The Chase Bryant concert will be Dec. 7 at 8:30 p.m. in the Columbus Convention Center. This is a private, members only event held at the conclusion of OFBF’s annual meeting. Bryant is a Texas native and was named one of the “Best Things We Saw” at CMA Music Fest 2014‚ by Rolling Stone. The singer/songwriter/guitarist lists influences ranging from Merle Haggard to Tom Petty. Farm Bureau members can visit for soon to be released concert ticket information.

The concert is free, thanks to exclusive sponsor Nationwide. Nationwide was founded by Ohio Farm Bureau in 1926 as Farm Bureau Mutual Automobile Insurance Company and remains Ohio Farm Bureau’s closest and most important partner.

The celebration includes a raffle for a Henry Big Boy 44 magnum, a Henry Golden Boy 22 long rifle and a Ruger rifle—American Farmer Edition. Raffle tickets go on sale in September and the drawing will be held at annual meeting. An additional Henry rifle will be sold at auction during the annual meeting.

North High Brewing will issue a centennial beer and The Winery at Wolf Creek will offer a limited release centennial wine. A historical marker will be dedicated on the campus of Ohio State University to commemorate Farm Bureau’s founding at the university. Details will soon be released on the location and timing of the barn paintings.

Farm Bureau members can get updates on all aspects of the yearlong activity by visiting

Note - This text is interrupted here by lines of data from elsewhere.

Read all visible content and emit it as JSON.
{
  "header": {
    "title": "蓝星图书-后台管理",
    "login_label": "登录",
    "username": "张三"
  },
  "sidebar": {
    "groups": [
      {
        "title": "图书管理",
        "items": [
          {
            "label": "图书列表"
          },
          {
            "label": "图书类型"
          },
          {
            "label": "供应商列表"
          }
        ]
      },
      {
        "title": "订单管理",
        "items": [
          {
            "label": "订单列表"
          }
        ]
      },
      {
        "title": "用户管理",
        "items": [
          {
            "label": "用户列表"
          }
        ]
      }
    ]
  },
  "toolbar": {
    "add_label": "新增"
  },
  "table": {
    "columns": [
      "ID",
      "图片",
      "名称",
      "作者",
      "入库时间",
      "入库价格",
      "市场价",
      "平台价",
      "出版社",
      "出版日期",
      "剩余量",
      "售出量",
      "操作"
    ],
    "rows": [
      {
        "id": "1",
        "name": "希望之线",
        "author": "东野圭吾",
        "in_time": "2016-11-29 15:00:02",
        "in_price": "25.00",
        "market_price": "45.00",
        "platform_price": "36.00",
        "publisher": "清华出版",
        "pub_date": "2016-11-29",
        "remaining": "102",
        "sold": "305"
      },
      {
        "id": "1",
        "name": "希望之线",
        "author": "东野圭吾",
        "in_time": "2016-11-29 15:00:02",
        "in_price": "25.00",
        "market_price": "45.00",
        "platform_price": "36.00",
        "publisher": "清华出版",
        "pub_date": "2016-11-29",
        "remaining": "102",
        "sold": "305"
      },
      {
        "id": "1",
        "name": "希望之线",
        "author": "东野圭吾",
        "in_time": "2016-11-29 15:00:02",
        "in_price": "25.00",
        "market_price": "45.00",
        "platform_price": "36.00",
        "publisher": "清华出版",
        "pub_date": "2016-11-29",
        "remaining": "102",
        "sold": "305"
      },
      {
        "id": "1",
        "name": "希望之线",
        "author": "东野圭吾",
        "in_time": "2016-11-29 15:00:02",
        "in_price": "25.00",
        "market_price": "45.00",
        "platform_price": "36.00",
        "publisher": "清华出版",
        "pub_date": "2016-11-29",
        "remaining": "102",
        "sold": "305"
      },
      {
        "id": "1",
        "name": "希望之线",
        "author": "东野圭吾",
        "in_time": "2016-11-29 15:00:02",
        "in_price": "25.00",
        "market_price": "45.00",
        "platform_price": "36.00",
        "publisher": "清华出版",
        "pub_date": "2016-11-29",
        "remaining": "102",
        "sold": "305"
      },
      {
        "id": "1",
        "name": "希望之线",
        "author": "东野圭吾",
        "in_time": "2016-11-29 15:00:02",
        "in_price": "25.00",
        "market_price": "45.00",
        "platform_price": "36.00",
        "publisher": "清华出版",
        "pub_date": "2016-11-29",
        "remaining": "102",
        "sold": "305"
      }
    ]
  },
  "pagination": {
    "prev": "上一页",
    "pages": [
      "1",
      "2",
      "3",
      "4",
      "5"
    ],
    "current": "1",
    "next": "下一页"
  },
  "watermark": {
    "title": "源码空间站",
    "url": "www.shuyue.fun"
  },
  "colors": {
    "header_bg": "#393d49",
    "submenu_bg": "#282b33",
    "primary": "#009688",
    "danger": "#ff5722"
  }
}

Philip Snider sits in court in Canton, Ohio Monday, Aug. 27, 2018. Snider, on Monday pleaded guilty to aggravated murder, gross abuse of a corpse and tampering with evidence in a Canton courtroom in exchange for a sentence of 20 years to life in prison and the promise that he’d lead authorities to where he dumped his 70-year-old wife’s body. Roberta Snider was reported missing in January. (Michael Balash/The Canton Repository via AP) Snider sits in court in Canton, Ohio Monday, Aug. 27, 2018. Snider, on Monday pleaded guilty to aggravated murder, gross abuse of a corpse and tampering with evidence in a Canton courtroom in exchange for a sentence of 20 years to life in prison and the promise that he’d lead authorities to where he dumped his 70-year-old wife’s body. Roberta Snider was reported missing in January. (Michael Balash/The Canton Repository via AP)

Staff & Wire Reports